■ WORK ORDER ■
Every entry is to be reproduced word for word, but the images are not.

Entries from a dataset of interfaces
● ● ●

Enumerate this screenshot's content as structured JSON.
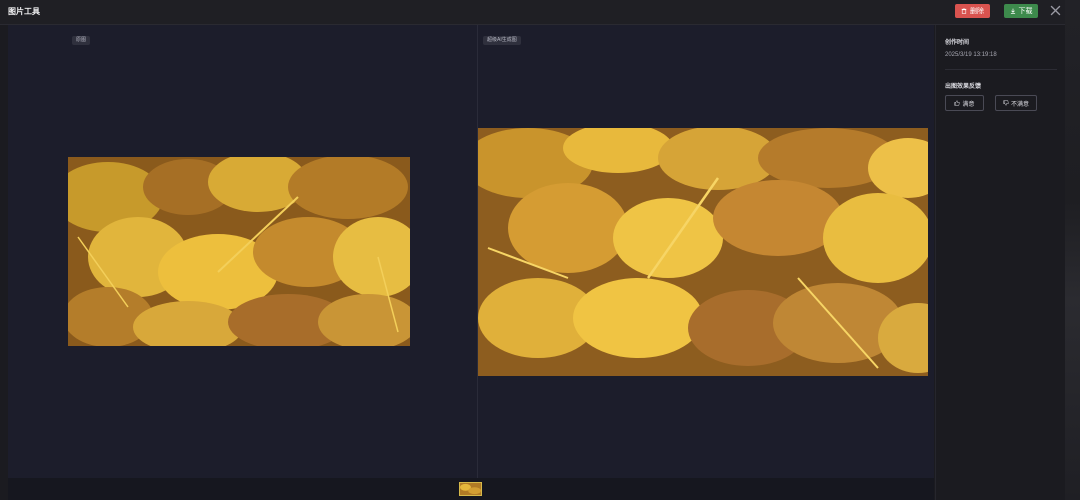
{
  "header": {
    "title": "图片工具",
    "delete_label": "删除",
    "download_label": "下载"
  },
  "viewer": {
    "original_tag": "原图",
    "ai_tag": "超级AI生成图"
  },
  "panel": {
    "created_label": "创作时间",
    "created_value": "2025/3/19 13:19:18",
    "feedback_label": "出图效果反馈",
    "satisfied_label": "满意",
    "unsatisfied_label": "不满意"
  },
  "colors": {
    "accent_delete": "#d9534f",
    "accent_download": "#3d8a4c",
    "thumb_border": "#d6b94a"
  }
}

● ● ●

■ EXERCISE ANSWER ■
Enumerate this screenshot's content as structured JSON.
{
  "header": {
    "title": "图片工具",
    "delete_label": "删除",
    "download_label": "下载"
  },
  "viewer": {
    "original_tag": "原图",
    "ai_tag": "超级AI生成图"
  },
  "panel": {
    "created_label": "创作时间",
    "created_value": "2025/3/19 13:19:18",
    "feedback_label": "出图效果反馈",
    "satisfied_label": "满意",
    "unsatisfied_label": "不满意"
  },
  "colors": {
    "accent_delete": "#d9534f",
    "accent_download": "#3d8a4c",
    "thumb_border": "#d6b94a"
  }
}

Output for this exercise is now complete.